Well, you’ve got to test yourself, obviously. But how many of us do that on limited time we have, when we’d rather spend it actually getting the material into our heads in the first place?
On the other hand, you know it’s essential that your efforts pay off. Because no one has the time or energy to put effort into something that just goes nowhere. But while you already know that you keep forgetting the stuff you’ve already learned, in the absence of an alternative plan, you simply have to keep going and hope that enough of it sticks, to get that exam passed, and move on.
But what if there was an easier way? A much easier way? And what if this way meant that you’d remember what you’d learnt after the exam, so that you can actually make good use of it?
You know what I’m going to say, don’t you…
But you’ve got to do things a bit differently.
- You need to actively manipulate the information in your mind, in order for your brain to make sense of it. So you need to work with it. There are a variety of ways of doing this – making notes, for example. If you’re smart, you’ll be doing that the particular way your brain prefers to process information.
- Devise a test question for yourself that will have you check you still know the information in that set of notes you’ve made. Not an exam-type question, but simply a prompt for that chunk. And write it on the reverse side of the paper you’ve created your revision notes on.

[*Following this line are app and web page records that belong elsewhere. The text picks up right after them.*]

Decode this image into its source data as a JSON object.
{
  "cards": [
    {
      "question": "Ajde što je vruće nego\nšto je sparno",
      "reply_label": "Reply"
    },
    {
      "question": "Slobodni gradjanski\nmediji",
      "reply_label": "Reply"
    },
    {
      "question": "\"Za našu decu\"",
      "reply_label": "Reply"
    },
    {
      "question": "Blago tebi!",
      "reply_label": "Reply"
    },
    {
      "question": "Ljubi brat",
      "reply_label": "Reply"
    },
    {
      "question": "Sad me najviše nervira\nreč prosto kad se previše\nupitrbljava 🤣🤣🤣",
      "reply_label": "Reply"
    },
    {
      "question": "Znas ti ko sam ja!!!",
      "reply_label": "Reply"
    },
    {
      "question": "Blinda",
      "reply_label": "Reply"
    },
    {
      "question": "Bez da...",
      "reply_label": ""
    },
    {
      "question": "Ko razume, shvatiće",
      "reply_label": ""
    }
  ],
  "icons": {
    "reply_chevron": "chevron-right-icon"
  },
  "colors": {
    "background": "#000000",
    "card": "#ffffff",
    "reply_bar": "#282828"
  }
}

- This means that when you test yourself, you can look at the question without seeing your notes first. A lot of people make that mistake and all they’re doing then is testing their short-term memory, because they’ve just seen the very thing they’re going to test.
- Once you’ve tested yourself, turn the paper over and check you remembered everything you intended to.
Do this on a regular basis, and according to the Learning Cycle. When you do, all that effort you’ve made to get that information into your head will be worthwhile, because this process will make sure you keep it there.
By the way, recent research seems to indicate that it doesn’t even matter quite so much if your memory of that information is perfectly preserved or not, as long as you make the effort to remember it as best you can. Obviously, if you don’t remember any of it – you don’t know it, and you need to start again!
Every time that memory is retrieved, especially if you had to work hard to do so, it becomes connected to new sensations and contexts. And the more connected it is, the easier it’ll be to recall another time, for example in an exam, or when you want to impress your teacher, an examiner or your girlfriend!